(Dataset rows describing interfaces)
*** Block opens ***

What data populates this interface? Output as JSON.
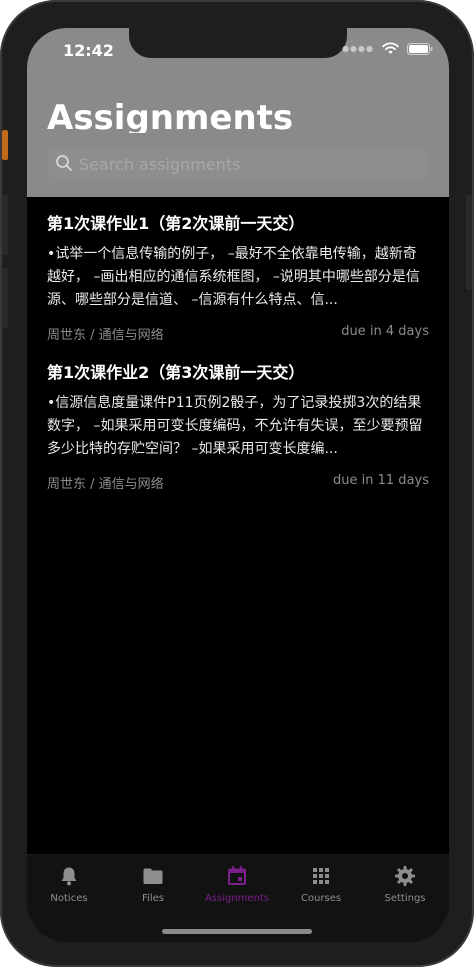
{
  "status_bar": {
    "time": "12:42"
  },
  "header": {
    "title": "Assignments",
    "search_placeholder": "Search assignments"
  },
  "assignments": [
    {
      "title": "第1次课作业1（第2次课前一天交）",
      "description": "•试举一个信息传输的例子， –最好不全依靠电传输，越新奇越好， –画出相应的通信系统框图， –说明其中哪些部分是信源、哪些部分是信道、 –信源有什么特点、信...",
      "course": "周世东 / 通信与网络",
      "due": "due in 4 days"
    },
    {
      "title": "第1次课作业2（第3次课前一天交）",
      "description": "•信源信息度量课件P11页例2骰子，为了记录投掷3次的结果数字， –如果采用可变长度编码，不允许有失误，至少要预留多少比特的存贮空间？ –如果采用可变长度编...",
      "course": "周世东 / 通信与网络",
      "due": "due in 11 days"
    }
  ],
  "tabbar": {
    "tabs": [
      {
        "label": "Notices",
        "icon": "bell-icon"
      },
      {
        "label": "Files",
        "icon": "folder-icon"
      },
      {
        "label": "Assignments",
        "icon": "calendar-icon",
        "active": true
      },
      {
        "label": "Courses",
        "icon": "grid-icon"
      },
      {
        "label": "Settings",
        "icon": "gear-icon"
      }
    ]
  },
  "colors": {
    "accent": "#7a1f8c",
    "header_bg": "#8a8a8a",
    "background": "#000000"
  }
}
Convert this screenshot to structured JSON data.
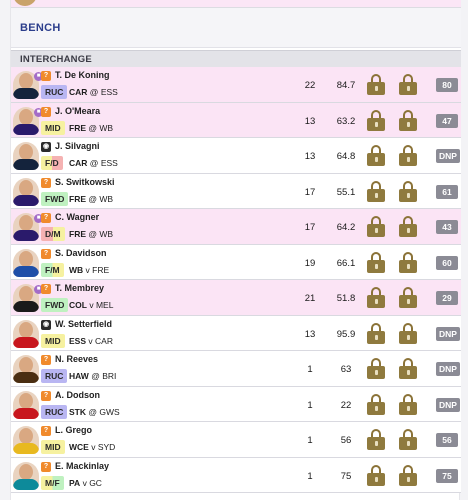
{
  "bench_label": "BENCH",
  "interchange_label": "INTERCHANGE",
  "rows": [
    {
      "name": "T. De Koning",
      "pos": "RUC",
      "pos_class": "RUC",
      "team": "CAR",
      "sep": "@",
      "opp": "ESS",
      "rounds": "22",
      "avg": "84.7",
      "score": "80",
      "bg": "pink",
      "shirt": "#14233c",
      "status": "injury"
    },
    {
      "name": "J. O'Meara",
      "pos": "MID",
      "pos_class": "MID",
      "team": "FRE",
      "sep": "@",
      "opp": "WB",
      "rounds": "13",
      "avg": "63.2",
      "score": "47",
      "bg": "pink",
      "shirt": "#2a1a6b",
      "status": "injury"
    },
    {
      "name": "J. Silvagni",
      "pos": "F/D",
      "pos_class": "FD",
      "team": "CAR",
      "sep": "@",
      "opp": "ESS",
      "rounds": "13",
      "avg": "64.8",
      "score": "DNP",
      "bg": "white",
      "shirt": "#14233c",
      "status": "camera"
    },
    {
      "name": "S. Switkowski",
      "pos": "FWD",
      "pos_class": "FWD",
      "team": "FRE",
      "sep": "@",
      "opp": "WB",
      "rounds": "17",
      "avg": "55.1",
      "score": "61",
      "bg": "white",
      "shirt": "#2a1a6b",
      "status": "info"
    },
    {
      "name": "C. Wagner",
      "pos": "D/M",
      "pos_class": "DM",
      "team": "FRE",
      "sep": "@",
      "opp": "WB",
      "rounds": "17",
      "avg": "64.2",
      "score": "43",
      "bg": "pink",
      "shirt": "#2a1a6b",
      "status": "injury"
    },
    {
      "name": "S. Davidson",
      "pos": "F/M",
      "pos_class": "FM",
      "team": "WB",
      "sep": "v",
      "opp": "FRE",
      "rounds": "19",
      "avg": "66.1",
      "score": "60",
      "bg": "white",
      "shirt": "#1f4fa8",
      "status": "info"
    },
    {
      "name": "T. Membrey",
      "pos": "FWD",
      "pos_class": "FWD",
      "team": "COL",
      "sep": "v",
      "opp": "MEL",
      "rounds": "21",
      "avg": "51.8",
      "score": "29",
      "bg": "pink",
      "shirt": "#1a1a1a",
      "status": "injury"
    },
    {
      "name": "W. Setterfield",
      "pos": "MID",
      "pos_class": "MID",
      "team": "ESS",
      "sep": "v",
      "opp": "CAR",
      "rounds": "13",
      "avg": "95.9",
      "score": "DNP",
      "bg": "white",
      "shirt": "#c8161d",
      "status": "camera"
    },
    {
      "name": "N. Reeves",
      "pos": "RUC",
      "pos_class": "RUC",
      "team": "HAW",
      "sep": "@",
      "opp": "BRI",
      "rounds": "1",
      "avg": "63",
      "score": "DNP",
      "bg": "white",
      "shirt": "#4a2e12",
      "status": "info"
    },
    {
      "name": "A. Dodson",
      "pos": "RUC",
      "pos_class": "RUC",
      "team": "STK",
      "sep": "@",
      "opp": "GWS",
      "rounds": "1",
      "avg": "22",
      "score": "DNP",
      "bg": "white",
      "shirt": "#c8161d",
      "status": "info"
    },
    {
      "name": "L. Grego",
      "pos": "MID",
      "pos_class": "MID",
      "team": "WCE",
      "sep": "v",
      "opp": "SYD",
      "rounds": "1",
      "avg": "56",
      "score": "56",
      "bg": "white",
      "shirt": "#e8b920",
      "status": "info"
    },
    {
      "name": "E. Mackinlay",
      "pos": "M/F",
      "pos_class": "MF",
      "team": "PA",
      "sep": "v",
      "opp": "GC",
      "rounds": "1",
      "avg": "75",
      "score": "75",
      "bg": "white",
      "shirt": "#0d8a9a",
      "status": "info"
    }
  ]
}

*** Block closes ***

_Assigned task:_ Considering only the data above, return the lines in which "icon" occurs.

_The completed task:_
        "icon": "bell-icon"
        "icon": "folder-icon"
        "icon": "calendar-icon",
        "icon": "grid-icon"
        "icon": "gear-icon"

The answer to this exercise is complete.